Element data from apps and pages
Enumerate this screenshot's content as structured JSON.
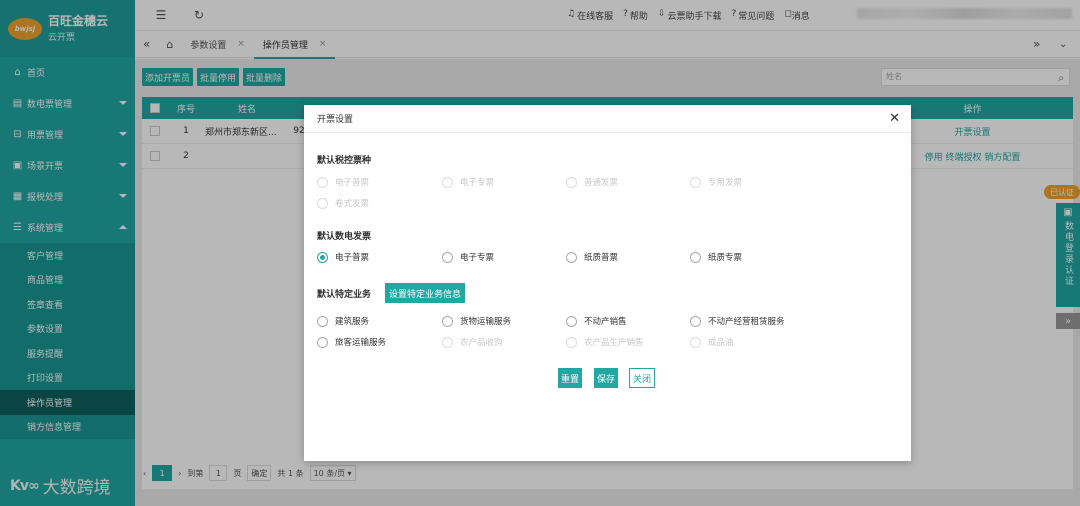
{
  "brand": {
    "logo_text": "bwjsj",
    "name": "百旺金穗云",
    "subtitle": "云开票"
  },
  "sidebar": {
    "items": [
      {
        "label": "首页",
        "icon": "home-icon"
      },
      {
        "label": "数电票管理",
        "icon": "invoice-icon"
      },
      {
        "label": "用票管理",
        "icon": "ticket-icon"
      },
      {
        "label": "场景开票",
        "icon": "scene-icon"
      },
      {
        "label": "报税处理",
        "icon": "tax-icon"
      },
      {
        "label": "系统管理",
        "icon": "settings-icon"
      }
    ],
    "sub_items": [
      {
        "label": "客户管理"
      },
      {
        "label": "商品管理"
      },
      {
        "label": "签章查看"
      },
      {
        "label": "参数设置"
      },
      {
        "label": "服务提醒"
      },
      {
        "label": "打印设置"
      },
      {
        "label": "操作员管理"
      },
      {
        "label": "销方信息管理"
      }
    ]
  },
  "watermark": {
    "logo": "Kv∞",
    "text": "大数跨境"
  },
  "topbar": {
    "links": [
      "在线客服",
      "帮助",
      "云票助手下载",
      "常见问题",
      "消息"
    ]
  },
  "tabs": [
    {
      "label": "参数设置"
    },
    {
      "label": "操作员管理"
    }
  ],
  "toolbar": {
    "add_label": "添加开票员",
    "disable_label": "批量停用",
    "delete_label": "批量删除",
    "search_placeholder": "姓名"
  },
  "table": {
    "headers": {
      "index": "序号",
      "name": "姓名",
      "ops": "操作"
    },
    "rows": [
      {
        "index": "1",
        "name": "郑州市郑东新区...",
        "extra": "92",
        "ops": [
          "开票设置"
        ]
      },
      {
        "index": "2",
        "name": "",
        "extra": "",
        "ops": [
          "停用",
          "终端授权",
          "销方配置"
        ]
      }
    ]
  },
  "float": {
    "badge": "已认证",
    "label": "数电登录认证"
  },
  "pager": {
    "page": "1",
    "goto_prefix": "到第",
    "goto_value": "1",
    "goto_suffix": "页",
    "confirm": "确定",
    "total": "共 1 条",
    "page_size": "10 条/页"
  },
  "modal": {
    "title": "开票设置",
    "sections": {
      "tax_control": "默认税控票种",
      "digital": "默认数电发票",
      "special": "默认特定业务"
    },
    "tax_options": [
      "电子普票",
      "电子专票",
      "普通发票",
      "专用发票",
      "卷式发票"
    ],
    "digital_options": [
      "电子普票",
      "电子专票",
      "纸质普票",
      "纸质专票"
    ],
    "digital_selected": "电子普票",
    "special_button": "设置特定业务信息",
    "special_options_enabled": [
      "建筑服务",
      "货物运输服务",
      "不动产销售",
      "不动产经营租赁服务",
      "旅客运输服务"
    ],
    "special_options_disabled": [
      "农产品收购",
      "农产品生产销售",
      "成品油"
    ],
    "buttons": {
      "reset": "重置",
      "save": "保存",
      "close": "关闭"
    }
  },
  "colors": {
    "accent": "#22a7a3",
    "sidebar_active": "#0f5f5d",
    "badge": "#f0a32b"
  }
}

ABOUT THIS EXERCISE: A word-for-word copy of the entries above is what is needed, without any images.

TASK OUTPUT:
Enumerate this screenshot's content as structured JSON.
{
  "brand": {
    "logo_text": "bwjsj",
    "name": "百旺金穗云",
    "subtitle": "云开票"
  },
  "sidebar": {
    "items": [
      {
        "label": "首页",
        "icon": "home-icon"
      },
      {
        "label": "数电票管理",
        "icon": "invoice-icon"
      },
      {
        "label": "用票管理",
        "icon": "ticket-icon"
      },
      {
        "label": "场景开票",
        "icon": "scene-icon"
      },
      {
        "label": "报税处理",
        "icon": "tax-icon"
      },
      {
        "label": "系统管理",
        "icon": "settings-icon"
      }
    ],
    "sub_items": [
      {
        "label": "客户管理"
      },
      {
        "label": "商品管理"
      },
      {
        "label": "签章查看"
      },
      {
        "label": "参数设置"
      },
      {
        "label": "服务提醒"
      },
      {
        "label": "打印设置"
      },
      {
        "label": "操作员管理"
      },
      {
        "label": "销方信息管理"
      }
    ]
  },
  "watermark": {
    "logo": "Kv∞",
    "text": "大数跨境"
  },
  "topbar": {
    "links": [
      "在线客服",
      "帮助",
      "云票助手下载",
      "常见问题",
      "消息"
    ]
  },
  "tabs": [
    {
      "label": "参数设置"
    },
    {
      "label": "操作员管理"
    }
  ],
  "toolbar": {
    "add_label": "添加开票员",
    "disable_label": "批量停用",
    "delete_label": "批量删除",
    "search_placeholder": "姓名"
  },
  "table": {
    "headers": {
      "index": "序号",
      "name": "姓名",
      "ops": "操作"
    },
    "rows": [
      {
        "index": "1",
        "name": "郑州市郑东新区...",
        "extra": "92",
        "ops": [
          "开票设置"
        ]
      },
      {
        "index": "2",
        "name": "",
        "extra": "",
        "ops": [
          "停用",
          "终端授权",
          "销方配置"
        ]
      }
    ]
  },
  "float": {
    "badge": "已认证",
    "label": "数电登录认证"
  },
  "pager": {
    "page": "1",
    "goto_prefix": "到第",
    "goto_value": "1",
    "goto_suffix": "页",
    "confirm": "确定",
    "total": "共 1 条",
    "page_size": "10 条/页"
  },
  "modal": {
    "title": "开票设置",
    "sections": {
      "tax_control": "默认税控票种",
      "digital": "默认数电发票",
      "special": "默认特定业务"
    },
    "tax_options": [
      "电子普票",
      "电子专票",
      "普通发票",
      "专用发票",
      "卷式发票"
    ],
    "digital_options": [
      "电子普票",
      "电子专票",
      "纸质普票",
      "纸质专票"
    ],
    "digital_selected": "电子普票",
    "special_button": "设置特定业务信息",
    "special_options_enabled": [
      "建筑服务",
      "货物运输服务",
      "不动产销售",
      "不动产经营租赁服务",
      "旅客运输服务"
    ],
    "special_options_disabled": [
      "农产品收购",
      "农产品生产销售",
      "成品油"
    ],
    "buttons": {
      "reset": "重置",
      "save": "保存",
      "close": "关闭"
    }
  },
  "colors": {
    "accent": "#22a7a3",
    "sidebar_active": "#0f5f5d",
    "badge": "#f0a32b"
  }
}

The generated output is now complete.